Margolis' Price of Admission looked okay, but it was another story of celebrity, and included a lot of screen play script. If I can't get into a pink and fluffy book, I'm not buying it.
Ain's Revolution of Sabine also left me cold. It intrigued me at first-- Sabine rebels against her upper class family in Paris in 1776, meets Ben Franklin, and learns to be a free thinker-- but the constant talk of the class struggle and how everyone in her life manifests various aspects of this did not keep me interested.
Thursday, October 02, 2008
Hope I followed all the rules to this, which are
1. Add the logo of your award to your blog.
2. Add a link to the person who awarded it to you.
3. Nominate at least 7 other blogs.
4. Add links to those blogs on your blog.
5. Leave a message for your nominees on their blogs.

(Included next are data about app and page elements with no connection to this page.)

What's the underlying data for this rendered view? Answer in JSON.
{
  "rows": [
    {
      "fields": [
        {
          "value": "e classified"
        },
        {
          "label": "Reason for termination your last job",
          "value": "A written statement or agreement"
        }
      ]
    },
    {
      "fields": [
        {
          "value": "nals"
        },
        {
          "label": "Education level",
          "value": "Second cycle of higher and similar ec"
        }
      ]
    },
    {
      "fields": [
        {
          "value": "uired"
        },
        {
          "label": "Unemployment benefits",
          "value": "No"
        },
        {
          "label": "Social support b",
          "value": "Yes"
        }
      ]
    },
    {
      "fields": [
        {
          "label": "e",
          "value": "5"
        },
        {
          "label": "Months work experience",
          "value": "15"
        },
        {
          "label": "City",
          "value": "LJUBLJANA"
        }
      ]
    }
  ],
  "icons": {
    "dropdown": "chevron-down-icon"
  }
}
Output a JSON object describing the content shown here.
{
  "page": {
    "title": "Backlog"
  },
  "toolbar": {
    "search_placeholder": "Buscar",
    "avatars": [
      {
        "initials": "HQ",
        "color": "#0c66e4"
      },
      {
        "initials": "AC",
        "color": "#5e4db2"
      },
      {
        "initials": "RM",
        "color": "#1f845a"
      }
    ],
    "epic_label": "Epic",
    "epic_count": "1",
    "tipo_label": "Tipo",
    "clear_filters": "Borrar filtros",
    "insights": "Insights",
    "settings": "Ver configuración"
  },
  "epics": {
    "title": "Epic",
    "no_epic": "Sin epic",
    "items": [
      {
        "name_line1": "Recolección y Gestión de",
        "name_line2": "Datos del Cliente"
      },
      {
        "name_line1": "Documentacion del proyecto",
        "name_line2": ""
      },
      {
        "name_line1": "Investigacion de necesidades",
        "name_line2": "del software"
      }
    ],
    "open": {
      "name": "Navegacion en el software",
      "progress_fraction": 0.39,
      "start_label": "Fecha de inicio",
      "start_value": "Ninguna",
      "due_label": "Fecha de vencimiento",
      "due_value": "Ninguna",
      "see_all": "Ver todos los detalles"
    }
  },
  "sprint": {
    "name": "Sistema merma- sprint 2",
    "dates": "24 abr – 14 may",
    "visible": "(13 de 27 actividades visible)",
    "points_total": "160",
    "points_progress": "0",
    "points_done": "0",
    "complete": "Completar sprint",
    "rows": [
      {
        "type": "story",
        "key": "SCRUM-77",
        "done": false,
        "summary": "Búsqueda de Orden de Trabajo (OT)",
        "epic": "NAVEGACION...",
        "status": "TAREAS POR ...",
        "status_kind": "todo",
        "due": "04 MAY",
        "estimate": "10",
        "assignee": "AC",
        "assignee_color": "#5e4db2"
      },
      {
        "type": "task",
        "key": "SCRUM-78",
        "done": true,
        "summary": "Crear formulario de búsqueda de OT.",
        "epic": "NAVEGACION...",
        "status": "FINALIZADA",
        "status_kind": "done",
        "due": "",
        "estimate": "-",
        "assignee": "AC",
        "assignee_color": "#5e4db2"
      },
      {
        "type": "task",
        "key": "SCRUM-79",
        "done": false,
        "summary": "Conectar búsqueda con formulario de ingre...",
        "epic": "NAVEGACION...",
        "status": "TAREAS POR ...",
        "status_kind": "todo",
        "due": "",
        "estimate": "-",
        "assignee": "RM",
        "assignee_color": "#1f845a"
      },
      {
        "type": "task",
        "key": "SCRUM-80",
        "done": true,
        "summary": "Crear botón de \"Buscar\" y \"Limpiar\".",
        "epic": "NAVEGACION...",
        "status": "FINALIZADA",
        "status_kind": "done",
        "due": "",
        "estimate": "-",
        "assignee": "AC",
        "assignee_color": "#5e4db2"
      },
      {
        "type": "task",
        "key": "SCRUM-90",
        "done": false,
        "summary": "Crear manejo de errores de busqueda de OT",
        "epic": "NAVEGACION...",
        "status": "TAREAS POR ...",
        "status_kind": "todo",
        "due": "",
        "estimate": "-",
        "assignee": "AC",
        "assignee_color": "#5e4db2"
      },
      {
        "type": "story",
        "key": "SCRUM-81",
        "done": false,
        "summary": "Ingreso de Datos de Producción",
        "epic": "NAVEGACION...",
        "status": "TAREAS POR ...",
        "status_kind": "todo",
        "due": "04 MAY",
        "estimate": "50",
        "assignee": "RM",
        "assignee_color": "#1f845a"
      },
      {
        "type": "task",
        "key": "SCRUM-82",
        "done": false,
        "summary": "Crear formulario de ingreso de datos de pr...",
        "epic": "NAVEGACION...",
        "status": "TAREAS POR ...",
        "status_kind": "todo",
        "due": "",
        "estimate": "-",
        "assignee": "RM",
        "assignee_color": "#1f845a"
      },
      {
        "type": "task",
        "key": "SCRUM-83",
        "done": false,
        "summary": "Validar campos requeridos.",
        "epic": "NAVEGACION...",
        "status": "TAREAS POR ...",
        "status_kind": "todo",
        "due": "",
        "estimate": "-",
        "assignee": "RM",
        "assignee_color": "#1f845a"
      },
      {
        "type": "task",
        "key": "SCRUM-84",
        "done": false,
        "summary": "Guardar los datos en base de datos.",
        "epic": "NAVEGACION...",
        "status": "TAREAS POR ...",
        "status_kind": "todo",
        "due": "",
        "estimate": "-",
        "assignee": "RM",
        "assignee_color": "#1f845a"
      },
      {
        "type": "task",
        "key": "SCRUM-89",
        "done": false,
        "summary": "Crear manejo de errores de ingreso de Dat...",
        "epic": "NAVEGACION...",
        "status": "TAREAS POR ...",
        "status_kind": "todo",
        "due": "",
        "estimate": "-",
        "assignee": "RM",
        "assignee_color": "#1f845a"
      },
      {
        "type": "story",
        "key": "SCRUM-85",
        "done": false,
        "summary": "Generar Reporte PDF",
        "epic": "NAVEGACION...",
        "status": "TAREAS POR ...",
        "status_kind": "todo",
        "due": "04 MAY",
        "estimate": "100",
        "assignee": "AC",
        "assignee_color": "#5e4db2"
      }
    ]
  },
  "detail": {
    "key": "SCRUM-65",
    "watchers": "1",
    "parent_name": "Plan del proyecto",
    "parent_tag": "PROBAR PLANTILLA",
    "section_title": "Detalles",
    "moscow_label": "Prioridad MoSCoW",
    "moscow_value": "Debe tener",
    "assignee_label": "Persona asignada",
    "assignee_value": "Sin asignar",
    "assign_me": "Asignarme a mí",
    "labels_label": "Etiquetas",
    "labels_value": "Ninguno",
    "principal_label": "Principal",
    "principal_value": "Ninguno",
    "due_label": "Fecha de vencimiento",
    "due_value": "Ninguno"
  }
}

Book Envy Because she draws great connections between books, or books and thoughts. Fairly new-- keep it up!
Bluestocking Because of her very short reviews of LOTS of books. That's really all I need. And the name. You'll be a great librarian!
JacketWhys Because of the fabulous covers and super short description. Puts a lot on my radar I might miss.
Mrs. F-B's Book Blog Because her reading interests go both a little older and younger than what I normally get to. Plus, she has fun animation and I am in awe.
Mrs. Hill's Book Blog Because she also has almost a book a day, and her tastes and library needs align with mine.
Mr. K. Reads Because he teaches 4th grade and a lot of his reviewed books work well for my 6th graders. But Mr. K, join us in the pool and allow comments!
Reviewer X Because she posts frequent short book reviews on slightly older YA books, has an amazing amount of readers, and does blogger interviews.
And last, but certainly not least
Sean Ashby: Author and Illustrator I truly believe that one day he will be unbelievably famous, and then he will come and speak at my school for free even though his schedule is packed. But I love his blog because he affords me a daily dose of Pondering. He reads a TON, has a wonderful feel for what children want to read, and waxes philosophically about it, while I am merely Lemon Pledging philosophically. Not only that, but his art work is beautiful.
Thanks to all of these bloggers, who keep me on my toes!
Wednesday, October 01, 2008
If you have a boy who doesn't want to read a science fiction book for a class assignment, ask if he liked Monty Python. Then give him Adams. There's a weird crossover, like boys who like horror books also reading about WWII, and girls who like vampire books also liking problem novels. I just got a copy of the fifth book and am reading it, but none of it is sinking in. Instead of a review, here is a list of the series, as well as the official Adams site. Sadly, this author passed away in 2001.